While other forecasters are abandoning their calls for the Reserve Bank of Australia (RBA) to lift interest rates this year, the National Australia Bank (NAB) isn’t willing to go down that path yet, retaining the view that the first of two 25 basis point increases will arrive in August.
“The RBA has indicated that it is in no rush to raise rates in lock-step with global central bank counterparts. However, lower unemployment, and evidence of wages growth moving upwards — even gradually — should be enough to give the RBA confidence that inflation will eventually lift above the bottom of the band,” sais Alan Oster, NAB Chief Economist, in a note released today.
“We continue to forecast two 25 basis point rate hikes in August and November, although acknowledge the risks are that these hikes could be delayed.”
Oster attached a couple of caveats to the call, among the most aggressive of all forecasters tracked, noting that a slowing in household credit and house prices due to macro-prudential measures implemented by APRA “may help alleviate some concerns about household debt”.
He added that a “higher AUD may also threaten this outlook although our revised forecasts are for the currency to be 75 US cents by year end”.

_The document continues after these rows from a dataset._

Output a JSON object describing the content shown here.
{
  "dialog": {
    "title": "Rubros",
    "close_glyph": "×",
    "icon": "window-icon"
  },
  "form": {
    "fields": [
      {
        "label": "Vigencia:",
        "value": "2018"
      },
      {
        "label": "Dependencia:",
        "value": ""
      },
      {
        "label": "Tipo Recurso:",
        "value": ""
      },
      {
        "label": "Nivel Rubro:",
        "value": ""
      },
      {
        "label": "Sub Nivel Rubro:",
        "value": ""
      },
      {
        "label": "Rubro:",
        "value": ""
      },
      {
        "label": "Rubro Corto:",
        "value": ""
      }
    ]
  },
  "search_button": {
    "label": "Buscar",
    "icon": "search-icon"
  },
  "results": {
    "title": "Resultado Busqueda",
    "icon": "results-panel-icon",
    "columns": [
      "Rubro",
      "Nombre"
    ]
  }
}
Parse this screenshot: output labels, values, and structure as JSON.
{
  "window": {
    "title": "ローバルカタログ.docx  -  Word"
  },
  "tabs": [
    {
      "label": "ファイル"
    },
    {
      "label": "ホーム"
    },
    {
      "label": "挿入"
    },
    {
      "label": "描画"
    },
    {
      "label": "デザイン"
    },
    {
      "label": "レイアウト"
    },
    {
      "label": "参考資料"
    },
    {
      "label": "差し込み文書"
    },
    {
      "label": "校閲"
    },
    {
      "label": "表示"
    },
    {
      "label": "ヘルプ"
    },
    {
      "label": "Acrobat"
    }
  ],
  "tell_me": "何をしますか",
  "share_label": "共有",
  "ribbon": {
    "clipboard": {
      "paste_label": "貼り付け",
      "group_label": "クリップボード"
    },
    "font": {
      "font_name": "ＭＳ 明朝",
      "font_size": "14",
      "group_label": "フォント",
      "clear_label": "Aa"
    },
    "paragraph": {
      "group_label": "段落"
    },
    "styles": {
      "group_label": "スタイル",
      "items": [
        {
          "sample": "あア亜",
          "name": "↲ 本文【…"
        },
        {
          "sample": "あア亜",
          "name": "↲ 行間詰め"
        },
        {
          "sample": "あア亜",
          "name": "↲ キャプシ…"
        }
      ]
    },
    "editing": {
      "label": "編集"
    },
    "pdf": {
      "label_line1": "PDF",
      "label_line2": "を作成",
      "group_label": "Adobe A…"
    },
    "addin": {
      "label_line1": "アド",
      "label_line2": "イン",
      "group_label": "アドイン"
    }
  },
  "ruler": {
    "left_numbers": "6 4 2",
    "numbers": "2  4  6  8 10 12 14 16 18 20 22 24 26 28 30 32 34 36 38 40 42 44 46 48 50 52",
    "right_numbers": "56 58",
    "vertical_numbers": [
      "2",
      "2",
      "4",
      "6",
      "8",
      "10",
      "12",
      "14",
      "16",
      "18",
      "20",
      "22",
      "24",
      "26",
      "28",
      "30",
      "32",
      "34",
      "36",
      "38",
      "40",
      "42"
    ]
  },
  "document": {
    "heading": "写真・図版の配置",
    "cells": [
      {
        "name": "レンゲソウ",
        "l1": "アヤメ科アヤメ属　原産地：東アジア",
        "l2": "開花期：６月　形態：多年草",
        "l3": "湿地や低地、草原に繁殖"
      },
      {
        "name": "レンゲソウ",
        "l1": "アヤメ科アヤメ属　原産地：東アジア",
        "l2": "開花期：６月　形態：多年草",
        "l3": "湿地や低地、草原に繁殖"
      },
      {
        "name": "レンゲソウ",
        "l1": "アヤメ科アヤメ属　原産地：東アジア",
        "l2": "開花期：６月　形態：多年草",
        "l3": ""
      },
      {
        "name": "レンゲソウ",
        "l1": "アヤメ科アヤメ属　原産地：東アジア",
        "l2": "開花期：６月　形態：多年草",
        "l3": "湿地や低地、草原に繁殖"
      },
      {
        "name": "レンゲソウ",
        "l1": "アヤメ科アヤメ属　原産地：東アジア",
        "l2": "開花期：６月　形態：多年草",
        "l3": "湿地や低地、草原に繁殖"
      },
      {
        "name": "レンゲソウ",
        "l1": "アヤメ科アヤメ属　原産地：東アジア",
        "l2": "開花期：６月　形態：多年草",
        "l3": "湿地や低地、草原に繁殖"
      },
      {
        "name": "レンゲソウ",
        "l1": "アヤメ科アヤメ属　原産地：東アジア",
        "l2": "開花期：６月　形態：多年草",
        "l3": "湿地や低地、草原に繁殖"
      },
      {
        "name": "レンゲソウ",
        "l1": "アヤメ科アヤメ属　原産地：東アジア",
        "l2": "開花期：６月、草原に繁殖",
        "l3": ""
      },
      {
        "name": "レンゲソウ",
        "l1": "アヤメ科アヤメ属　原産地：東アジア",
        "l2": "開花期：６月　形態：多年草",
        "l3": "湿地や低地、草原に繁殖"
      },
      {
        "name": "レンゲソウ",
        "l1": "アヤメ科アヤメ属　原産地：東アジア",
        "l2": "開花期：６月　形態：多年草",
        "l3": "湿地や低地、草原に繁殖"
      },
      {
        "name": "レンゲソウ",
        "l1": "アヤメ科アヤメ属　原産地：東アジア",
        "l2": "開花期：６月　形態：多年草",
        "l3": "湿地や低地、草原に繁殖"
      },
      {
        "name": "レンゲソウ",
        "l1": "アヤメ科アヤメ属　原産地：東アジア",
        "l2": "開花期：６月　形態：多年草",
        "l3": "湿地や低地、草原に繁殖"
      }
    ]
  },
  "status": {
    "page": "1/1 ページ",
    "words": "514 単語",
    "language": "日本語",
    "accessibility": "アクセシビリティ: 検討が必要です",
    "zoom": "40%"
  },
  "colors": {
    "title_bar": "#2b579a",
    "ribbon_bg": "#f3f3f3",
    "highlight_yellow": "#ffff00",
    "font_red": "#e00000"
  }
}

In a speech last week, RBA Governor Philip Lowe said the bank sees “further progress in reducing unemployment and having inflation return to the midpoint of the target range”, adding that it was “likely that the next move in interest rates in Australia will be up, not down”.
Crucially, he admitted that “while we do expect steady progress, that progress is likely to be only gradual.
Financial markets don’t expect the RBA to begin lifting interest rates until early 2019.